__Exercise requirements__: Filter the entries for the word "JONES". Copy each line that has it.

+ + +

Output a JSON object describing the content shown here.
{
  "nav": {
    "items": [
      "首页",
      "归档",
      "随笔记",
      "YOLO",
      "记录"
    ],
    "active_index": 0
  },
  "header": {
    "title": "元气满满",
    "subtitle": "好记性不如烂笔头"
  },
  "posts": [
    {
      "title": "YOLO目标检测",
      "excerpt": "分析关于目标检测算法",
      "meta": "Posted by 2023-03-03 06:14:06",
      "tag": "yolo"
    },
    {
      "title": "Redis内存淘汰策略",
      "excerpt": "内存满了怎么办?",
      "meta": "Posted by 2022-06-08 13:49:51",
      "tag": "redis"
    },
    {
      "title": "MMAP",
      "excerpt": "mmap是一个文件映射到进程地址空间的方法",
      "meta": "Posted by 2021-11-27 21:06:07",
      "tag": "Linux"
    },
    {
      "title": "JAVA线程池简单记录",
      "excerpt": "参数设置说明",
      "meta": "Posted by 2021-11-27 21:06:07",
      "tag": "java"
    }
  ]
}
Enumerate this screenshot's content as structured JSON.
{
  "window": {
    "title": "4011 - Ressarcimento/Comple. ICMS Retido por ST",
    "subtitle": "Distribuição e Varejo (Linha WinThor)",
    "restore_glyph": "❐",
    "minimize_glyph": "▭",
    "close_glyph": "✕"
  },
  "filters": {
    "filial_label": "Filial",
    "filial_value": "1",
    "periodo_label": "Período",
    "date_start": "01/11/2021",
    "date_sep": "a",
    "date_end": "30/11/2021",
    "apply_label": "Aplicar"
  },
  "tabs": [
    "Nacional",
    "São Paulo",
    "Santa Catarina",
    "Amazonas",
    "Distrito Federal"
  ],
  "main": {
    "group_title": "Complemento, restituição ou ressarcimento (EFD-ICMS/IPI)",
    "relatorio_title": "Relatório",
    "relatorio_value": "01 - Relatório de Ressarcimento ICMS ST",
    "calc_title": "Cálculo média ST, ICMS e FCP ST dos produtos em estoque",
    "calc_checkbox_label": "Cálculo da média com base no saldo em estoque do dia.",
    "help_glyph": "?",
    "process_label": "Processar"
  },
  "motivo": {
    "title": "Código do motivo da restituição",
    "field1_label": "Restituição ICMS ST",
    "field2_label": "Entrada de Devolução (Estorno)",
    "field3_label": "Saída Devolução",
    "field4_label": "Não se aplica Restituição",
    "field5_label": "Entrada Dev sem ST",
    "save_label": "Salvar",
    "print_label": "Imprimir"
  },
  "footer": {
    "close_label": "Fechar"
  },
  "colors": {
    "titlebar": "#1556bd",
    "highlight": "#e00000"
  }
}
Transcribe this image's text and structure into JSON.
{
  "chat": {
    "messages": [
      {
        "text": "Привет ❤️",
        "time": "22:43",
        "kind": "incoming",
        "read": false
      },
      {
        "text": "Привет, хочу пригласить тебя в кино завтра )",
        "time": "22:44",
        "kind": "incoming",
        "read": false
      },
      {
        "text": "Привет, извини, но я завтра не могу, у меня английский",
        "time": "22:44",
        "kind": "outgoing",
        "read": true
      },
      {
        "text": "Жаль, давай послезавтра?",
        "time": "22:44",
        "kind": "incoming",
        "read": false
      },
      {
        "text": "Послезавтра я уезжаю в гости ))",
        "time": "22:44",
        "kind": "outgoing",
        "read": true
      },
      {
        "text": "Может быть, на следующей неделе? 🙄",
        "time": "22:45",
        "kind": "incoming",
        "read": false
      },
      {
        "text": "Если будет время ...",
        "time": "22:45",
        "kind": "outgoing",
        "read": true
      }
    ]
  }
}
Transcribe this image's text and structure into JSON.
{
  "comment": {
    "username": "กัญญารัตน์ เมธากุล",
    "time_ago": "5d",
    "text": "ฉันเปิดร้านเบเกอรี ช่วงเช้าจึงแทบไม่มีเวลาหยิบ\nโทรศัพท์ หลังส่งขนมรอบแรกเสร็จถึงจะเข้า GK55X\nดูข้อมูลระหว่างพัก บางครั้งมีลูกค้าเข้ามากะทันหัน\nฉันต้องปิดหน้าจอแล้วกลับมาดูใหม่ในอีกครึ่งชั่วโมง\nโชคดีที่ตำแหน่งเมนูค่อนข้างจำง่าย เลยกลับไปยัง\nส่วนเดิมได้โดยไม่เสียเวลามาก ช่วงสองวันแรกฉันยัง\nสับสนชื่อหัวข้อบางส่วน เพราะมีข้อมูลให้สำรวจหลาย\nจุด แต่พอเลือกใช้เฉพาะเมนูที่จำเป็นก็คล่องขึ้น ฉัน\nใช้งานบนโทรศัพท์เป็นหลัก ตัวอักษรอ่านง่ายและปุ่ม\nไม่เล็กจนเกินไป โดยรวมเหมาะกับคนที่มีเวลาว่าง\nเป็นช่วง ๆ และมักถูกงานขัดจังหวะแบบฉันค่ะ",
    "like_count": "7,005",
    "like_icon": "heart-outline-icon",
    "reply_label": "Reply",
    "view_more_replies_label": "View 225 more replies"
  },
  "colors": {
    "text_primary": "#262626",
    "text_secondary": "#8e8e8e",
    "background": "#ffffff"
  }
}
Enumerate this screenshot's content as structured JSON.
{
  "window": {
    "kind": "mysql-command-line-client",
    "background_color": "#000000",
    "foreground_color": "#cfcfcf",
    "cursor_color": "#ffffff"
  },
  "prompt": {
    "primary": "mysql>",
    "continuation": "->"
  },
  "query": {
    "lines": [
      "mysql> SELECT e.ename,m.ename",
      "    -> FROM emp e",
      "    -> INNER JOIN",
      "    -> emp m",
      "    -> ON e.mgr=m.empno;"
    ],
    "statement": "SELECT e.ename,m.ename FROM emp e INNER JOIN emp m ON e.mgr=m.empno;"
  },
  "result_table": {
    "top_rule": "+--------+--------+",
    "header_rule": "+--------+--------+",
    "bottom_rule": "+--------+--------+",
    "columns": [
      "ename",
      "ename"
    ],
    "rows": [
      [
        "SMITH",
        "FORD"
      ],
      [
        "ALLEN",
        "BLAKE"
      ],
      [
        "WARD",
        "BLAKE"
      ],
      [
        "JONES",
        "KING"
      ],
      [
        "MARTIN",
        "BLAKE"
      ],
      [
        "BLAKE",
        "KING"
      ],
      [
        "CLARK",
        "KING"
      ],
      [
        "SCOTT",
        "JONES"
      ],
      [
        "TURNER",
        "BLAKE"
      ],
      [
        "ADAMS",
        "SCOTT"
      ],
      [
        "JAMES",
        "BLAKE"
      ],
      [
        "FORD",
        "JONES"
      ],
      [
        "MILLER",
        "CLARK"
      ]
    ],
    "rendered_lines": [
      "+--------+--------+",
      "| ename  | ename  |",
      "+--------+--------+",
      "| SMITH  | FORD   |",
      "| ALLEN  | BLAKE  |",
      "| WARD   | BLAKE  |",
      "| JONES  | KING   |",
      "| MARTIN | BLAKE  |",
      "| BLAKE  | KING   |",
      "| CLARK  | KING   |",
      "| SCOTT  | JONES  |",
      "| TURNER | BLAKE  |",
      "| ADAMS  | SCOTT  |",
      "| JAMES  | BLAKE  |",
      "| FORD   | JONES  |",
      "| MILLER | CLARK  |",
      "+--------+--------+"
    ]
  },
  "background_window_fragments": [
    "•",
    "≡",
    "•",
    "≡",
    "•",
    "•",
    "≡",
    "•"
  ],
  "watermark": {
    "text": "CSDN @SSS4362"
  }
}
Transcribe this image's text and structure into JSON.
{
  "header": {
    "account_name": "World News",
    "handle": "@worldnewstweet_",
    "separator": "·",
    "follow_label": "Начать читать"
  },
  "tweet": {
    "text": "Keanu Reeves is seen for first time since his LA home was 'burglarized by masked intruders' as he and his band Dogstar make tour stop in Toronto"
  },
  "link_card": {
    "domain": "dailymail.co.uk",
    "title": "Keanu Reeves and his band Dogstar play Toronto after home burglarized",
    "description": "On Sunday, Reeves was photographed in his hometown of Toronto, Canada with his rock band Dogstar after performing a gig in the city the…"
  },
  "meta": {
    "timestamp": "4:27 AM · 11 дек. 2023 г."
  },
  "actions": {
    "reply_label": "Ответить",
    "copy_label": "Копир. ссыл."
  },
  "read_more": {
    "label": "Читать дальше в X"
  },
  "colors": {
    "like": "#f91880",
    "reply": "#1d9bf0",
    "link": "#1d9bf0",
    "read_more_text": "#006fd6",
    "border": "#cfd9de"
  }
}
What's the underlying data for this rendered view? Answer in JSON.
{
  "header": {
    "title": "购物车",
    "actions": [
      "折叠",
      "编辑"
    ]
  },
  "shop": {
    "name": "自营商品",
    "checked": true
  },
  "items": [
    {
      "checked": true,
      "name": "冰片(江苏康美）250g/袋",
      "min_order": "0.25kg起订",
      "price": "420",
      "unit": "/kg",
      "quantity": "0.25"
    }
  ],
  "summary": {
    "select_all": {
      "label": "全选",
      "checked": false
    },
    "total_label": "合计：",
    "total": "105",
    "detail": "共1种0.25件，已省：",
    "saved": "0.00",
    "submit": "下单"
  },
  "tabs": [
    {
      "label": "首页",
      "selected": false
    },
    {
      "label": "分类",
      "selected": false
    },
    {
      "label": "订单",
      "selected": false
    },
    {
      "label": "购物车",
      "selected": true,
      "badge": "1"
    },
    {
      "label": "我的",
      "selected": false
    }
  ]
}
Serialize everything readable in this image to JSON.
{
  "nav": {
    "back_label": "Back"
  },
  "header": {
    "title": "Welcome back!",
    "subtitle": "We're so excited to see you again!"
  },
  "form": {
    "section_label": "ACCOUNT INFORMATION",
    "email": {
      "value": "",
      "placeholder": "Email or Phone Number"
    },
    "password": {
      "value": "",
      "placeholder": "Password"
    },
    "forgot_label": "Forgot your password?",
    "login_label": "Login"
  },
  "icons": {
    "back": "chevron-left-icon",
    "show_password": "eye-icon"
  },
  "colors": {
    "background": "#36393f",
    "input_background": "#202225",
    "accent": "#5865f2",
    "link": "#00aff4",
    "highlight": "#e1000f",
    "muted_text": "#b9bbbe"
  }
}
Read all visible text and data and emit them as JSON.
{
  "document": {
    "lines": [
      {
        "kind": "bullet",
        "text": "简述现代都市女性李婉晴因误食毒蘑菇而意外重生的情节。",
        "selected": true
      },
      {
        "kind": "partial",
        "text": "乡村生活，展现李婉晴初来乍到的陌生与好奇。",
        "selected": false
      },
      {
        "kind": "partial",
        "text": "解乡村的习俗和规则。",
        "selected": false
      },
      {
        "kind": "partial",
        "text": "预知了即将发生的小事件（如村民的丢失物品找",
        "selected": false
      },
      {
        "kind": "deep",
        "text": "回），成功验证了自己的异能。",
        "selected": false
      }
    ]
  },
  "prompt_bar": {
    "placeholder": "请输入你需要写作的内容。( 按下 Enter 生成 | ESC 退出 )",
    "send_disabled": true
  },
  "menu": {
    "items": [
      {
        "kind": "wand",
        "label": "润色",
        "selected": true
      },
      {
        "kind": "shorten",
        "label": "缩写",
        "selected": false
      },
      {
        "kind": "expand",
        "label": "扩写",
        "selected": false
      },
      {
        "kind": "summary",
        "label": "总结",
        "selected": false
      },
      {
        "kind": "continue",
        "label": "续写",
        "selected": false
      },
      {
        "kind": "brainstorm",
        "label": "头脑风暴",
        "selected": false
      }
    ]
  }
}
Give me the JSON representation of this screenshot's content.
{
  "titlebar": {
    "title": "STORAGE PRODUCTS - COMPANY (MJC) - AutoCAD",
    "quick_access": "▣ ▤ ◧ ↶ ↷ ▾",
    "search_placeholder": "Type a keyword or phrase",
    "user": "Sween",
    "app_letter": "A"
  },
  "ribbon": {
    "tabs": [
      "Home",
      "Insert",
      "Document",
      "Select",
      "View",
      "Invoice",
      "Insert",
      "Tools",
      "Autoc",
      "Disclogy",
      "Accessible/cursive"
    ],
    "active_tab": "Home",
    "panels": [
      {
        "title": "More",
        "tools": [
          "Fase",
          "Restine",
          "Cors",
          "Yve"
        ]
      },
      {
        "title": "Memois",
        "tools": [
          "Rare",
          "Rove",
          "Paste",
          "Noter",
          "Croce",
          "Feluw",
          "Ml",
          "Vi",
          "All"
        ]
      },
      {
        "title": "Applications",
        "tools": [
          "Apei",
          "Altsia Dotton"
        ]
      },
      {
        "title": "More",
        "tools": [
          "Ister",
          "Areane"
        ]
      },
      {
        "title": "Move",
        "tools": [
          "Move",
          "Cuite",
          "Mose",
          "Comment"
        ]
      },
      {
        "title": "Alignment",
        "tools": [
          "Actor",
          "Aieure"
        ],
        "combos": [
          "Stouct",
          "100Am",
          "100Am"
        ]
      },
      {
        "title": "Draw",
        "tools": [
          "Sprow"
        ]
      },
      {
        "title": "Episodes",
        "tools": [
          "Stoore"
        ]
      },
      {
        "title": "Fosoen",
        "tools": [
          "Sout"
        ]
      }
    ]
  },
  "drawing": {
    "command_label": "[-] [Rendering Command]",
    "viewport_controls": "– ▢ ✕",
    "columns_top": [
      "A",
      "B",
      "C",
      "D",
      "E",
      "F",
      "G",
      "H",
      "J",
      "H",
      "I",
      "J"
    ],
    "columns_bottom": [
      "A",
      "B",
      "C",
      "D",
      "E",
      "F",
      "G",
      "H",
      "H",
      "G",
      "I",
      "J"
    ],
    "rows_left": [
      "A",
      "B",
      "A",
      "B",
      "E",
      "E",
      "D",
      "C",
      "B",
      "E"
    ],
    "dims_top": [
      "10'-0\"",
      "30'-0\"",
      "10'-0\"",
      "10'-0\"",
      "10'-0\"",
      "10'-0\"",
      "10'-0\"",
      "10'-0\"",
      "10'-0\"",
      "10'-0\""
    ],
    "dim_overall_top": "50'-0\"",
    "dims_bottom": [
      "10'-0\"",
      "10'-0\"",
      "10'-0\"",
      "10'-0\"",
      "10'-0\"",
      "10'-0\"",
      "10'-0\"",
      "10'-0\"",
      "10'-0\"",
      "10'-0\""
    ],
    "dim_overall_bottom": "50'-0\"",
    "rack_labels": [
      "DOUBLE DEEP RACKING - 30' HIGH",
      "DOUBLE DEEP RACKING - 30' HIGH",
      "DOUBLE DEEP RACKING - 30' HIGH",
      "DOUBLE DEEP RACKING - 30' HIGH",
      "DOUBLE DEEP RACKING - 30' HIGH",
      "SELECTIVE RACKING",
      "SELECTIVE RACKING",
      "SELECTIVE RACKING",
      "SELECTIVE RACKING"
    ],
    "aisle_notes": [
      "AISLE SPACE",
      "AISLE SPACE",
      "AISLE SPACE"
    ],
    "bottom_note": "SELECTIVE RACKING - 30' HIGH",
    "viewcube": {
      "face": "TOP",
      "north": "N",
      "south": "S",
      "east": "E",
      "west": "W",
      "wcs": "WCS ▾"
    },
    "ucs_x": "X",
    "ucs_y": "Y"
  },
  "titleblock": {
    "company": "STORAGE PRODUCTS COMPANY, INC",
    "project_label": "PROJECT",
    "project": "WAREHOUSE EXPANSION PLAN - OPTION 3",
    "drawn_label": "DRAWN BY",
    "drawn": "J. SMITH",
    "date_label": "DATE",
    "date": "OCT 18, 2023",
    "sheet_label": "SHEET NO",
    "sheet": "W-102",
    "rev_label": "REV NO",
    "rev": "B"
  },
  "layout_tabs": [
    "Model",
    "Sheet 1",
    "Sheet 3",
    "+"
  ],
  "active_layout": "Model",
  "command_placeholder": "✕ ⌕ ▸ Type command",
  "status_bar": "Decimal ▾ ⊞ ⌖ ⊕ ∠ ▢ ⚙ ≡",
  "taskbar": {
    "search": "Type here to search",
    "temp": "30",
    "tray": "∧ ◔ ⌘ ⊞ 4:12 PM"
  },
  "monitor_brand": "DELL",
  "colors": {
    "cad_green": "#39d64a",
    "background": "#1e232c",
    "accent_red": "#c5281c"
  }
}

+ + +

__Result of the exercise__:
        "JONES",
        "JONES"
        "JONES"
      "| JONES  | KING   |",
      "| SCOTT  | JONES  |",
      "| FORD   | JONES  |",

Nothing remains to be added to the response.